In the 'Independent review of the teaching of early reading', Sir Jim Rose wrote, ''The multi-sensory work showed that children generally bring to bear on the learning task as many of their senses as they can, rather than limit themselves to only one sensory pathway. This calls in to question the notion that children can be categorised by a single learning style, be it auditory, visual or kinaesthetic.'' (Rose 2006 para58)

Different strokes for different folks? A critique of learning styles.

Stop propagating the learning styles myth

Multiple Intelligences (MI): The MI theory was first put forward by Professor Howard Gardner in his book Frames of Mind. He suggested that every individual has eight or nine (he is still undecided about the existence of Spiritual Intelligence) intelligences (talents/skills), but in different degrees. As with learning styles, the research base is flawed. John Geake, professor of education at Oxford Brookes University and chair of the Oxford cognitive neuroscience and education forum ''is impatient with attempts to compartmentalise the brain. The theory of 'multiple intelligences' which is influencing some schools' teaching methods gets short shrift. ''Clearly you use the same sorts of brain processes in all subjects and areas at school. It doesn't make sense from a brain point of view to try to be that compartmentalised''. (Northen. TES. 03/09/04)

Professor John White is also unhappy about MI theory. He writes, ''The modish multiple intelligences bandwagon is run on flaky, flawed psychology..The idea that children come hard-wired with a whole array of abilities in varying strengths is appealing. But is there any reason to think the theory is true? At the root of MI theory is the same commitment to mental unfolding that fired the child-centred teachers of the 1960s...do we really want children to think that they are born with a talent for music or plaiting raffia or helping people, if there is no solid evidence in favour?'' (John White TES. 12/11/04)

The myth of Multiple Intelligences. John White

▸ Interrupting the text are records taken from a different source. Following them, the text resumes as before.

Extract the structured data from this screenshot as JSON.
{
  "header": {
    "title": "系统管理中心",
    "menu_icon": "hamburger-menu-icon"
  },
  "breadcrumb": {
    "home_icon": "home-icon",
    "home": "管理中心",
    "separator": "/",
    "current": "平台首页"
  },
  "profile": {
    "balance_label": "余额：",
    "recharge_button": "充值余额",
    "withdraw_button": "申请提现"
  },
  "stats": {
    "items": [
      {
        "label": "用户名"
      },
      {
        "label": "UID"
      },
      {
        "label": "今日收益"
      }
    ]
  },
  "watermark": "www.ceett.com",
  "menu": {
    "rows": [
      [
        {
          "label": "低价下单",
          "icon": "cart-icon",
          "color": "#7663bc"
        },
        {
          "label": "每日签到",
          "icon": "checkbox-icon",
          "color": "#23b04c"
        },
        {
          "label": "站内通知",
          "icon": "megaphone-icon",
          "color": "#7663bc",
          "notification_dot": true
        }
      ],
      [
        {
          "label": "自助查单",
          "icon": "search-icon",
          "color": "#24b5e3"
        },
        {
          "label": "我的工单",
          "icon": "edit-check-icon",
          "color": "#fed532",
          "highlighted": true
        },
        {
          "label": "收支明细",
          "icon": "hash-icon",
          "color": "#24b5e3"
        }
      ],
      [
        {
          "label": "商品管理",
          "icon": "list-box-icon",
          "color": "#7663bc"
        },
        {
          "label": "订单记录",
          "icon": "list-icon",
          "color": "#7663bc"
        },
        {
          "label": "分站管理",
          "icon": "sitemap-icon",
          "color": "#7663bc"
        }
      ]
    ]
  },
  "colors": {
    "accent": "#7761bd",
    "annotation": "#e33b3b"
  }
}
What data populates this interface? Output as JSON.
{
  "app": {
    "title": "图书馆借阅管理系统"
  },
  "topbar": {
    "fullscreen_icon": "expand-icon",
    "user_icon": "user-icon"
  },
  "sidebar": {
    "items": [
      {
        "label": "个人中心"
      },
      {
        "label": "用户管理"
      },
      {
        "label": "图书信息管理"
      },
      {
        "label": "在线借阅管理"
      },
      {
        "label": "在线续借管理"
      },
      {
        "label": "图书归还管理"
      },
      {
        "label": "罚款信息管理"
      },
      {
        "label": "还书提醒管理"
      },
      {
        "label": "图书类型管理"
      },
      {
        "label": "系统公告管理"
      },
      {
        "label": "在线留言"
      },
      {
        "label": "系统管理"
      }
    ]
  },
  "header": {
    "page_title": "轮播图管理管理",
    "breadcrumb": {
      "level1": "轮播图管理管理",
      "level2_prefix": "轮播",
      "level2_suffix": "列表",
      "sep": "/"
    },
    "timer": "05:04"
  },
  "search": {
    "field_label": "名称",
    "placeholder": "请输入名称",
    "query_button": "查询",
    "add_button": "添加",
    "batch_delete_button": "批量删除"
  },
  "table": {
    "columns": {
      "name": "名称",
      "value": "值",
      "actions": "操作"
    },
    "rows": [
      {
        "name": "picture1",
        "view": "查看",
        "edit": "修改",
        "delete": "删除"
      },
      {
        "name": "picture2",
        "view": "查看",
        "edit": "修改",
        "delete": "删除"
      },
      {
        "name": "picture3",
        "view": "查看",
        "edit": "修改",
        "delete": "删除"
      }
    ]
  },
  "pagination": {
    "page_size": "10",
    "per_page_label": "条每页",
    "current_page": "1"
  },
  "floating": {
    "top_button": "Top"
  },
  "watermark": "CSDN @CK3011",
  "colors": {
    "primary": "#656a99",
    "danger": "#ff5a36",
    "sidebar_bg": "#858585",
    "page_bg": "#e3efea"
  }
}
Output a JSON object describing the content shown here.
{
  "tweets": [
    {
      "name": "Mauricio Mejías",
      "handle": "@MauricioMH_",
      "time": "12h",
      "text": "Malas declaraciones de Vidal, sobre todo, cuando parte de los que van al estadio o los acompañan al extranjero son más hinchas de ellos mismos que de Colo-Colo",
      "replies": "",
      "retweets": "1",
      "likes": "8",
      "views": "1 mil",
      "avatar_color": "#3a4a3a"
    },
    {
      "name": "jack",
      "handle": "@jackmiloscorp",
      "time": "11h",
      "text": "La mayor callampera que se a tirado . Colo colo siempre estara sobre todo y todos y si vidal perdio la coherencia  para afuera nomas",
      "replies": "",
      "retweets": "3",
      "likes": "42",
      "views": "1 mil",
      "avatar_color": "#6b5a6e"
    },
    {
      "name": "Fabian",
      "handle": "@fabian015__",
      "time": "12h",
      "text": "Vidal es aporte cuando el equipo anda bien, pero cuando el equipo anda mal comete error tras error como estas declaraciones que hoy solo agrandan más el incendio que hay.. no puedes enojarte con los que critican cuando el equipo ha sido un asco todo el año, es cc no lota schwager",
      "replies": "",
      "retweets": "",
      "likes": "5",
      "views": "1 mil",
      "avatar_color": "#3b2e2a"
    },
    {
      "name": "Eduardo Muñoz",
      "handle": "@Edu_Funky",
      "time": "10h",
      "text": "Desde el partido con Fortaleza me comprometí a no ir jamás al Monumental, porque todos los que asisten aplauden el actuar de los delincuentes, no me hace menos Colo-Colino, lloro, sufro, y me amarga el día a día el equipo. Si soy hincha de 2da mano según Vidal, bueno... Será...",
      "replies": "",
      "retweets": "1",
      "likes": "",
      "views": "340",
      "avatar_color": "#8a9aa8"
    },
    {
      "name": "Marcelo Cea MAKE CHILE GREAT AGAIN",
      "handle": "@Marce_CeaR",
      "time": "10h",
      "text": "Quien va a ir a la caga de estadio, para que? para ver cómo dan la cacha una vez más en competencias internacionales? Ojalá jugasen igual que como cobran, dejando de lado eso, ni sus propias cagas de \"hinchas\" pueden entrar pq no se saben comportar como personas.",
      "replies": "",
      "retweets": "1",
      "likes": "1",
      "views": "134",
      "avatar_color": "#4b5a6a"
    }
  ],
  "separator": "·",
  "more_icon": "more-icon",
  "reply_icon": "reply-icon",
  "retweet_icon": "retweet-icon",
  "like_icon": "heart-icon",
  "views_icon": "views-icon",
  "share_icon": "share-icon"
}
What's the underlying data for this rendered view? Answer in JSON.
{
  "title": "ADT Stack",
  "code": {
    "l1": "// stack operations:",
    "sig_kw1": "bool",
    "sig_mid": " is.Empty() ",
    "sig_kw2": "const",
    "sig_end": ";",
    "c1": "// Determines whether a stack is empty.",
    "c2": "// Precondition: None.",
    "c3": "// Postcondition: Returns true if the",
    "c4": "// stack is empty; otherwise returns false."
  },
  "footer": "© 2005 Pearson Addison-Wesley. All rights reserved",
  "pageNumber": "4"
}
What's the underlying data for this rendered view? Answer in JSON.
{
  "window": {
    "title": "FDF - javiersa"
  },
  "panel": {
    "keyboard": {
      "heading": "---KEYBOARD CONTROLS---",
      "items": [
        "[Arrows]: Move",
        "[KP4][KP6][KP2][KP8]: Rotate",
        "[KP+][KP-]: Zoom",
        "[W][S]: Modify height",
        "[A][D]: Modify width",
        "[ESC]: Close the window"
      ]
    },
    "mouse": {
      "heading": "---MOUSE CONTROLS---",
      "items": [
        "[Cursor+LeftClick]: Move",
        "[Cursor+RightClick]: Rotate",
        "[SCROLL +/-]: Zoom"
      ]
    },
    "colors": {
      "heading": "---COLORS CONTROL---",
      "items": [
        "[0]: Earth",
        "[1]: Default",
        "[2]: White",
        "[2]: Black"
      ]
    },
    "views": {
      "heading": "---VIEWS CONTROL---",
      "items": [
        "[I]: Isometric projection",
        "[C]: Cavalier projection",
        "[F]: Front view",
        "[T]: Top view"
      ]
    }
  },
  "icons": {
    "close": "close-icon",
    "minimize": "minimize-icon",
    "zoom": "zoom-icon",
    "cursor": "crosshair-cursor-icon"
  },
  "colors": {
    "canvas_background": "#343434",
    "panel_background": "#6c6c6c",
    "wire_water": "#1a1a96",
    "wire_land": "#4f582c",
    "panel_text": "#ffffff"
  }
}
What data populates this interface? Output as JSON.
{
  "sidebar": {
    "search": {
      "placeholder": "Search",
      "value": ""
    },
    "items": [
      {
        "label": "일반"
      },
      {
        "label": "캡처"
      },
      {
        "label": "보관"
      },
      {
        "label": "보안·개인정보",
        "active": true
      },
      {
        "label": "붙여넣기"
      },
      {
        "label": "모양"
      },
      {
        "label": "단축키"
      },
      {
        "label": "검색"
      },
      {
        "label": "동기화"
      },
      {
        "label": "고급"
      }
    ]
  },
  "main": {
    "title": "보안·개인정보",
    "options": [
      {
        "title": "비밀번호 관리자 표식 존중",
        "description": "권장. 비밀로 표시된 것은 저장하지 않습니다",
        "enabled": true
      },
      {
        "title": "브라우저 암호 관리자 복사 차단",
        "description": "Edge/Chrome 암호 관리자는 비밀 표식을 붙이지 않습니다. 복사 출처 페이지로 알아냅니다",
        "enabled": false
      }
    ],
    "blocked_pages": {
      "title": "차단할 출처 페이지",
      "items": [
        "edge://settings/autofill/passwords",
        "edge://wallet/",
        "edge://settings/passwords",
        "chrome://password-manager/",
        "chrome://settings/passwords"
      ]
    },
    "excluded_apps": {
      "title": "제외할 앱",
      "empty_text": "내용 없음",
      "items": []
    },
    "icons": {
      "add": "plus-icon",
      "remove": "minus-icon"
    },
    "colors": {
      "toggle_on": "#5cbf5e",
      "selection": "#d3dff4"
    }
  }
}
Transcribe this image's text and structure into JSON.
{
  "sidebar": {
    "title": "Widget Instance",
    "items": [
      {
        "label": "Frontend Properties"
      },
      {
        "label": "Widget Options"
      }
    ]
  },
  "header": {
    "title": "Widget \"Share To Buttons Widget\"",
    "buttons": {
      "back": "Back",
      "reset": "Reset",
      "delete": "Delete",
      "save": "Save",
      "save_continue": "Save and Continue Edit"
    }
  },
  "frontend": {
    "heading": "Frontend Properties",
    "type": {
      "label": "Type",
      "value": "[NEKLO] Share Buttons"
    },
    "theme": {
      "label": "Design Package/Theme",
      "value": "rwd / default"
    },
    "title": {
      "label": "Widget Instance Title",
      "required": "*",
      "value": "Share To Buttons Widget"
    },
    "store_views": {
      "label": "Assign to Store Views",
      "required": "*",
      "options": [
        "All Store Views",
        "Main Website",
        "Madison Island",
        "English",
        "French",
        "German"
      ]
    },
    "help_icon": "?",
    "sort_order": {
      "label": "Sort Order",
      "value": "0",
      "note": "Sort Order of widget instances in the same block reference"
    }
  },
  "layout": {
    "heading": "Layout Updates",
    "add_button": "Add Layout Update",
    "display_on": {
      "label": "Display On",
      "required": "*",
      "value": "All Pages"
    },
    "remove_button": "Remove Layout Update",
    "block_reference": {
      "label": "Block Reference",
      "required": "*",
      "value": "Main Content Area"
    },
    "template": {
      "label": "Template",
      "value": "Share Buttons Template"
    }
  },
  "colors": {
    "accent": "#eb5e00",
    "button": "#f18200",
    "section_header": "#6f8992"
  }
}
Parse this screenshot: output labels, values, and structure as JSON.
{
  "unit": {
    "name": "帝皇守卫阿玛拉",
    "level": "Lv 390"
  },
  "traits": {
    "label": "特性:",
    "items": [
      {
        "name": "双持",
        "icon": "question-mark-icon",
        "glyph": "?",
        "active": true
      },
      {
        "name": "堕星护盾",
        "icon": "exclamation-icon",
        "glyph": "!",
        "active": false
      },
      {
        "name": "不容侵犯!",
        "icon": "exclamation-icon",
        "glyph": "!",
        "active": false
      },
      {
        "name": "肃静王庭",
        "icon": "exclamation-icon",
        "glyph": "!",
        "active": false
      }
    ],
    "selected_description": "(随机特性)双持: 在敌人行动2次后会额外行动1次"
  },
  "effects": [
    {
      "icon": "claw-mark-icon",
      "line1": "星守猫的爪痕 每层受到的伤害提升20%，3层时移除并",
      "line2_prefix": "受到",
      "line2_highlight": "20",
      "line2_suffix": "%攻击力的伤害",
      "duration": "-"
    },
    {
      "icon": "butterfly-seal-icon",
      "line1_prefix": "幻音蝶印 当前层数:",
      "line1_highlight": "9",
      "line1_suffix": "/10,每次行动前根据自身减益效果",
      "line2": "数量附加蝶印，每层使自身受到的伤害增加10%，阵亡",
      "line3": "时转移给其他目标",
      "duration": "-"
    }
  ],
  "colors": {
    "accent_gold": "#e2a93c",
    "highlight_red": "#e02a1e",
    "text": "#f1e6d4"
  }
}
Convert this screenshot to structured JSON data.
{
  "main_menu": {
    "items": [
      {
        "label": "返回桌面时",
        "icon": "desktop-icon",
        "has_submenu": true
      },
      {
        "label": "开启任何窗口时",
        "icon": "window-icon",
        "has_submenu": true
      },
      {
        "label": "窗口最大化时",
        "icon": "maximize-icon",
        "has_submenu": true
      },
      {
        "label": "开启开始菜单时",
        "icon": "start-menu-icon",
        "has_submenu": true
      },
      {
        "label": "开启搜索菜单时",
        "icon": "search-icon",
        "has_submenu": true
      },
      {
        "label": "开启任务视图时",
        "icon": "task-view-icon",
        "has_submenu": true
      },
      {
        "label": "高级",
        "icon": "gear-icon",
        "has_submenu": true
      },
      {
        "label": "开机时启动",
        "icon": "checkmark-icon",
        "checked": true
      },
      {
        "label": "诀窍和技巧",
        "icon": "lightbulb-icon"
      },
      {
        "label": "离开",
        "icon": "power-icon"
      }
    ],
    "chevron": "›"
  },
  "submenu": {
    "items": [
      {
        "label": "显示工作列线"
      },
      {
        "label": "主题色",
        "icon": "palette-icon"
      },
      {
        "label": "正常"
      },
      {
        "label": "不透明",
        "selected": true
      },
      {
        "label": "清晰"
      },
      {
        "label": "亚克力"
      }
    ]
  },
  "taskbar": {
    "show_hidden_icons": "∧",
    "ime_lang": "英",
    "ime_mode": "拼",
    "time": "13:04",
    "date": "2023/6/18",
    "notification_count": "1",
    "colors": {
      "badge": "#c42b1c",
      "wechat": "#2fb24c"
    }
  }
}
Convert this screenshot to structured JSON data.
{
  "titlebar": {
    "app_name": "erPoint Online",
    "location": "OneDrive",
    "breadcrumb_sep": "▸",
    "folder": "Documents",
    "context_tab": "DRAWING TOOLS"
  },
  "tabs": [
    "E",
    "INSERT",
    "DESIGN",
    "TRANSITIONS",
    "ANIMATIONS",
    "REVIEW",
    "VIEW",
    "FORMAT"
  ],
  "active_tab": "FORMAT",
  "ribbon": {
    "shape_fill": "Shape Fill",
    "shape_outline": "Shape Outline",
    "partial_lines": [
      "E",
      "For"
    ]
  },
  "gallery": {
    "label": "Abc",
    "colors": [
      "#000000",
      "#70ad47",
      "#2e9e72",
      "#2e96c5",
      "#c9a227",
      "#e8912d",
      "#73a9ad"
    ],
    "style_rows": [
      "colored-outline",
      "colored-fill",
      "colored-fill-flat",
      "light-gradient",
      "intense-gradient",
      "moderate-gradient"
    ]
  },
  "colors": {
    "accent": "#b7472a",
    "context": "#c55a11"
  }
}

Left brain v right brain learning:
''For example, some texts encourage teachers to determine whether a child is left or right brained. It is true that some tasks can be associated with extra activity that is predominantly in one hemisphere or the other. For example, language is considered to be left lateralised. However, no part of the brain is ever normally inactive in the sense that no blood flow is occurring. Furthermore, performance in most everyday tasks, including learning tasks, requires both hemispheres to work together in a sophisticated parallel fashion. The division of people into left-brained and right-brained takes the misunderstanding one stage further. There is no reliable evidence that such categorisation is helpful for teaching and learning'' (link no longer available)

Willingham: Left/right brain theory is bunk.

Education and the brain.

Peter Medawar: 'the intensity of the conviction that a hypothesis is true has no bearing on whether it is true or not'.